*** Opening Excerpted records ***
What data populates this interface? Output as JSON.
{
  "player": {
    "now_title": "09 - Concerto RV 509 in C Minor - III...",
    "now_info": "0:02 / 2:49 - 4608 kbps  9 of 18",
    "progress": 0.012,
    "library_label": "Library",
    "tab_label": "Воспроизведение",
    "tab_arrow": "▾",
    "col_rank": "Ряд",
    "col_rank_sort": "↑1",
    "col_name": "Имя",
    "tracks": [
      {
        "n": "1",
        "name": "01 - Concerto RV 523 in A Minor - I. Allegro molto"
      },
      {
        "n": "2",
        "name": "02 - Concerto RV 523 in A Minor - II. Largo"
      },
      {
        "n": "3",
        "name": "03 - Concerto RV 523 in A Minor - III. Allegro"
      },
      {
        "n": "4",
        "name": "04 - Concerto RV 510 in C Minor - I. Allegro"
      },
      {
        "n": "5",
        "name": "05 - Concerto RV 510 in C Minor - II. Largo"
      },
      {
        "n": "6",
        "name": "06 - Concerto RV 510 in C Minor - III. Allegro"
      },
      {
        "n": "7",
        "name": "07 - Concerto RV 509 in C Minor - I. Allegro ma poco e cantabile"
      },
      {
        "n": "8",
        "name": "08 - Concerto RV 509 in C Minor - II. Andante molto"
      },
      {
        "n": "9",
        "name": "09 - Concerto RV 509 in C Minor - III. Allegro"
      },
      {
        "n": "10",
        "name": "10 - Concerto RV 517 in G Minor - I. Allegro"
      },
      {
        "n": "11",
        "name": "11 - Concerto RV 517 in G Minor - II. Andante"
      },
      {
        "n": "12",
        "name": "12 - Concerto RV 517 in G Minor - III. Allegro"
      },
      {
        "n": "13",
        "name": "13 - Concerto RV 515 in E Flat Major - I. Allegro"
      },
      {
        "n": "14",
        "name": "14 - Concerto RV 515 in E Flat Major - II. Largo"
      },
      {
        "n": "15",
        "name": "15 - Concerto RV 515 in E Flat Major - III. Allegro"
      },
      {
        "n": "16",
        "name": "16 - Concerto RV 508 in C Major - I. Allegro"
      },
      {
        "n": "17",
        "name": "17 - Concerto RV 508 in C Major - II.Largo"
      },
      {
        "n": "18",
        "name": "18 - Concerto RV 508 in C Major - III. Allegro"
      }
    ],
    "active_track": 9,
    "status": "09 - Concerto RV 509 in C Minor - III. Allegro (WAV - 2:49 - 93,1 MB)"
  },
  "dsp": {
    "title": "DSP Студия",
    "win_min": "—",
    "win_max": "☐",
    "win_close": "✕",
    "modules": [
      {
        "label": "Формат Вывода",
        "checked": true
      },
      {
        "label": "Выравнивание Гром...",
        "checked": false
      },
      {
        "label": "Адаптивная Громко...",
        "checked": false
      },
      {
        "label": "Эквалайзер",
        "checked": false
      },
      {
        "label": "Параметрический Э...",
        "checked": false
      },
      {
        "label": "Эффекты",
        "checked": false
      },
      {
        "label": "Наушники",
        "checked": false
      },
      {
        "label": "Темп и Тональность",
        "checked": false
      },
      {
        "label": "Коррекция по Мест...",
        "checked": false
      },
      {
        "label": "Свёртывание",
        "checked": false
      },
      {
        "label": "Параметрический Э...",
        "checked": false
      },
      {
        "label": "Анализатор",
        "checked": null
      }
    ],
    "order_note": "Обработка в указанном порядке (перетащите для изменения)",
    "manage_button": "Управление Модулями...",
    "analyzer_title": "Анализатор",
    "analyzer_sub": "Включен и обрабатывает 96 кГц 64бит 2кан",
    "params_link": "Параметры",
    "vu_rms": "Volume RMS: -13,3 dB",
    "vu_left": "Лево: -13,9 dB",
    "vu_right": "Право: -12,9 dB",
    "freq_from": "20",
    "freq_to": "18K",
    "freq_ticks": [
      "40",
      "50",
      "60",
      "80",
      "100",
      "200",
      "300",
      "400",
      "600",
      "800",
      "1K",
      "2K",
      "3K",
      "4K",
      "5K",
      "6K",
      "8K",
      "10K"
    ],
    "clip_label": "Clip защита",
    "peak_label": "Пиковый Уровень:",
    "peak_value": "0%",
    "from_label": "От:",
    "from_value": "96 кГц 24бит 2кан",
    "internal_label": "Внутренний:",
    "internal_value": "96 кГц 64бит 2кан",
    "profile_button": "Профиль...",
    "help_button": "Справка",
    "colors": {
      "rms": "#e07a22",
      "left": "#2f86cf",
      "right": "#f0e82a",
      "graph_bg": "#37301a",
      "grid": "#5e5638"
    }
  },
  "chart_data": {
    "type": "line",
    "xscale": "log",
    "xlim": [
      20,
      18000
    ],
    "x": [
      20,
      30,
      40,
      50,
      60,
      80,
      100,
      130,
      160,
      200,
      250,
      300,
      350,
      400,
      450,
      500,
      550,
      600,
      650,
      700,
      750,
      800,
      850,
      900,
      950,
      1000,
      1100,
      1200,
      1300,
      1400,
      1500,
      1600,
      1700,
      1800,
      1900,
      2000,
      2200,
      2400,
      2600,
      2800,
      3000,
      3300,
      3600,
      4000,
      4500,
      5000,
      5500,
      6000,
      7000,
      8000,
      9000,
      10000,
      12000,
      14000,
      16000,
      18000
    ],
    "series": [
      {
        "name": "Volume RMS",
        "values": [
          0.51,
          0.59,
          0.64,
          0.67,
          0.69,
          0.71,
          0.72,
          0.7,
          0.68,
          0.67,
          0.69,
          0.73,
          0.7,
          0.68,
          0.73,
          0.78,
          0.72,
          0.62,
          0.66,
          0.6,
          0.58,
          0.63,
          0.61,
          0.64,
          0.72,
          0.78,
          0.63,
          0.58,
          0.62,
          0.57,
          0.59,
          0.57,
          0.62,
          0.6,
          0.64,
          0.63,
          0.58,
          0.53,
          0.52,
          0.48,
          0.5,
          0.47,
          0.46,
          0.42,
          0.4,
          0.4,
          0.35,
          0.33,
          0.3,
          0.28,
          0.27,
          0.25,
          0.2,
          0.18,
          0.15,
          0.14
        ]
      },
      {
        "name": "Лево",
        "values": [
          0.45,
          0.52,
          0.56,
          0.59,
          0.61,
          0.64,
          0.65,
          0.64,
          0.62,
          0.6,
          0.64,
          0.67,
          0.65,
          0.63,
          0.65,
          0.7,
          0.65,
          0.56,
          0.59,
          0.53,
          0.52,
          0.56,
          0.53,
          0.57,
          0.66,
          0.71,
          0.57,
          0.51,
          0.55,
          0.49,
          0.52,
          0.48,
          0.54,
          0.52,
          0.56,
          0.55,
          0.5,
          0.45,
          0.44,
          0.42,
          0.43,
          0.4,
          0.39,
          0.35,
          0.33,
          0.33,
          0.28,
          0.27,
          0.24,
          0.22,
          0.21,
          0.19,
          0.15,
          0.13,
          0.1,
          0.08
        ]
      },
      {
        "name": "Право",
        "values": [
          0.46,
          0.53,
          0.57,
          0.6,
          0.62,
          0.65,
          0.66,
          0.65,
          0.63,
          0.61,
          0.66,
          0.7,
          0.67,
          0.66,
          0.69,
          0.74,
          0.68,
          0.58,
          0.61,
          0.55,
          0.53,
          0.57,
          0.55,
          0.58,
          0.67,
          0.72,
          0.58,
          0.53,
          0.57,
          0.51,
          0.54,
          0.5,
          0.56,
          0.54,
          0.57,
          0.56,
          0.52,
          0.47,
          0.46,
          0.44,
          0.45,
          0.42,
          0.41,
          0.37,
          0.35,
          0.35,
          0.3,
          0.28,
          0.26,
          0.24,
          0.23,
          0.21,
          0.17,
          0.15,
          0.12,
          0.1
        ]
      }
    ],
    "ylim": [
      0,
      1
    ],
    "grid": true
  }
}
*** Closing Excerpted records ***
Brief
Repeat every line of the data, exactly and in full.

Answer space
What data populates this interface? Output as JSON.
{
  "player": {
    "now_title": "09 - Concerto RV 509 in C Minor - III...",
    "now_info": "0:02 / 2:49 - 4608 kbps  9 of 18",
    "progress": 0.012,
    "library_label": "Library",
    "tab_label": "Воспроизведение",
    "tab_arrow": "▾",
    "col_rank": "Ряд",
    "col_rank_sort": "↑1",
    "col_name": "Имя",
    "tracks": [
      {
        "n": "1",
        "name": "01 - Concerto RV 523 in A Minor - I. Allegro molto"
      },
      {
        "n": "2",
        "name": "02 - Concerto RV 523 in A Minor - II. Largo"
      },
      {
        "n": "3",
        "name": "03 - Concerto RV 523 in A Minor - III. Allegro"
      },
      {
        "n": "4",
        "name": "04 - Concerto RV 510 in C Minor - I. Allegro"
      },
      {
        "n": "5",
        "name": "05 - Concerto RV 510 in C Minor - II. Largo"
      },
      {
        "n": "6",
        "name": "06 - Concerto RV 510 in C Minor - III. Allegro"
      },
      {
        "n": "7",
        "name": "07 - Concerto RV 509 in C Minor - I. Allegro ma poco e cantabile"
      },
      {
        "n": "8",
        "name": "08 - Concerto RV 509 in C Minor - II. Andante molto"
      },
      {
        "n": "9",
        "name": "09 - Concerto RV 509 in C Minor - III. Allegro"
      },
      {
        "n": "10",
        "name": "10 - Concerto RV 517 in G Minor - I. Allegro"
      },
      {
        "n": "11",
        "name": "11 - Concerto RV 517 in G Minor - II. Andante"
      },
      {
        "n": "12",
        "name": "12 - Concerto RV 517 in G Minor - III. Allegro"
      },
      {
        "n": "13",
        "name": "13 - Concerto RV 515 in E Flat Major - I. Allegro"
      },
      {
        "n": "14",
        "name": "14 - Concerto RV 515 in E Flat Major - II. Largo"
      },
      {
        "n": "15",
        "name": "15 - Concerto RV 515 in E Flat Major - III. Allegro"
      },
      {
        "n": "16",
        "name": "16 - Concerto RV 508 in C Major - I. Allegro"
      },
      {
        "n": "17",
        "name": "17 - Concerto RV 508 in C Major - II.Largo"
      },
      {
        "n": "18",
        "name": "18 - Concerto RV 508 in C Major - III. Allegro"
      }
    ],
    "active_track": 9,
    "status": "09 - Concerto RV 509 in C Minor - III. Allegro (WAV - 2:49 - 93,1 MB)"
  },
  "dsp": {
    "title": "DSP Студия",
    "win_min": "—",
    "win_max": "☐",
    "win_close": "✕",
    "modules": [
      {
        "label": "Формат Вывода",
        "checked": true
      },
      {
        "label": "Выравнивание Гром...",
        "checked": false
      },
      {
        "label": "Адаптивная Громко...",
        "checked": false
      },
      {
        "label": "Эквалайзер",
        "checked": false
      },
      {
        "label": "Параметрический Э...",
        "checked": false
      },
      {
        "label": "Эффекты",
        "checked": false
      },
      {
        "label": "Наушники",
        "checked": false
      },
      {
        "label": "Темп и Тональность",
        "checked": false
      },
      {
        "label": "Коррекция по Мест...",
        "checked": false
      },
      {
        "label": "Свёртывание",
        "checked": false
      },
      {
        "label": "Параметрический Э...",
        "checked": false
      },
      {
        "label": "Анализатор",
        "checked": null
      }
    ],
    "order_note": "Обработка в указанном порядке (перетащите для изменения)",
    "manage_button": "Управление Модулями...",
    "analyzer_title": "Анализатор",
    "analyzer_sub": "Включен и обрабатывает 96 кГц 64бит 2кан",
    "params_link": "Параметры",
    "vu_rms": "Volume RMS: -13,3 dB",
    "vu_left": "Лево: -13,9 dB",
    "vu_right": "Право: -12,9 dB",
    "freq_from": "20",
    "freq_to": "18K",
    "freq_ticks": [
      "40",
      "50",
      "60",
      "80",
      "100",
      "200",
      "300",
      "400",
      "600",
      "800",
      "1K",
      "2K",
      "3K",
      "4K",
      "5K",
      "6K",
      "8K",
      "10K"
    ],
    "clip_label": "Clip защита",
    "peak_label": "Пиковый Уровень:",
    "peak_value": "0%",
    "from_label": "От:",
    "from_value": "96 кГц 24бит 2кан",
    "internal_label": "Внутренний:",
    "internal_value": "96 кГц 64бит 2кан",
    "profile_button": "Профиль...",
    "help_button": "Справка",
    "colors": {
      "rms": "#e07a22",
      "left": "#2f86cf",
      "right": "#f0e82a",
      "graph_bg": "#37301a",
      "grid": "#5e5638"
    }
  },
  "chart_data": {
    "type": "line",
    "xscale": "log",
    "xlim": [
      20,
      18000
    ],
    "x": [
      20,
      30,
      40,
      50,
      60,
      80,
      100,
      130,
      160,
      200,
      250,
      300,
      350,
      400,
      450,
      500,
      550,
      600,
      650,
      700,
      750,
      800,
      850,
      900,
      950,
      1000,
      1100,
      1200,
      1300,
      1400,
      1500,
      1600,
      1700,
      1800,
      1900,
      2000,
      2200,
      2400,
      2600,
      2800,
      3000,
      3300,
      3600,
      4000,
      4500,
      5000,
      5500,
      6000,
      7000,
      8000,
      9000,
      10000,
      12000,
      14000,
      16000,
      18000
    ],
    "series": [
      {
        "name": "Volume RMS",
        "values": [
          0.51,
          0.59,
          0.64,
          0.67,
          0.69,
          0.71,
          0.72,
          0.7,
          0.68,
          0.67,
          0.69,
          0.73,
          0.7,
          0.68,
          0.73,
          0.78,
          0.72,
          0.62,
          0.66,
          0.6,
          0.58,
          0.63,
          0.61,
          0.64,
          0.72,
          0.78,
          0.63,
          0.58,
          0.62,
          0.57,
          0.59,
          0.57,
          0.62,
          0.6,
          0.64,
          0.63,
          0.58,
          0.53,
          0.52,
          0.48,
          0.5,
          0.47,
          0.46,
          0.42,
          0.4,
          0.4,
          0.35,
          0.33,
          0.3,
          0.28,
          0.27,
          0.25,
          0.2,
          0.18,
          0.15,
          0.14
        ]
      },
      {
        "name": "Лево",
        "values": [
          0.45,
          0.52,
          0.56,
          0.59,
          0.61,
          0.64,
          0.65,
          0.64,
          0.62,
          0.6,
          0.64,
          0.67,
          0.65,
          0.63,
          0.65,
          0.7,
          0.65,
          0.56,
          0.59,
          0.53,
          0.52,
          0.56,
          0.53,
          0.57,
          0.66,
          0.71,
          0.57,
          0.51,
          0.55,
          0.49,
          0.52,
          0.48,
          0.54,
          0.52,
          0.56,
          0.55,
          0.5,
          0.45,
          0.44,
          0.42,
          0.43,
          0.4,
          0.39,
          0.35,
          0.33,
          0.33,
          0.28,
          0.27,
          0.24,
          0.22,
          0.21,
          0.19,
          0.15,
          0.13,
          0.1,
          0.08
        ]
      },
      {
        "name": "Право",
        "values": [
          0.46,
          0.53,
          0.57,
          0.6,
          0.62,
          0.65,
          0.66,
          0.65,
          0.63,
          0.61,
          0.66,
          0.7,
          0.67,
          0.66,
          0.69,
          0.74,
          0.68,
          0.58,
          0.61,
          0.55,
          0.53,
          0.57,
          0.55,
          0.58,
          0.67,
          0.72,
          0.58,
          0.53,
          0.57,
          0.51,
          0.54,
          0.5,
          0.56,
          0.54,
          0.57,
          0.56,
          0.52,
          0.47,
          0.46,
          0.44,
          0.45,
          0.42,
          0.41,
          0.37,
          0.35,
          0.35,
          0.3,
          0.28,
          0.26,
          0.24,
          0.23,
          0.21,
          0.17,
          0.15,
          0.12,
          0.1
        ]
      }
    ],
    "ylim": [
      0,
      1
    ],
    "grid": true
  }
}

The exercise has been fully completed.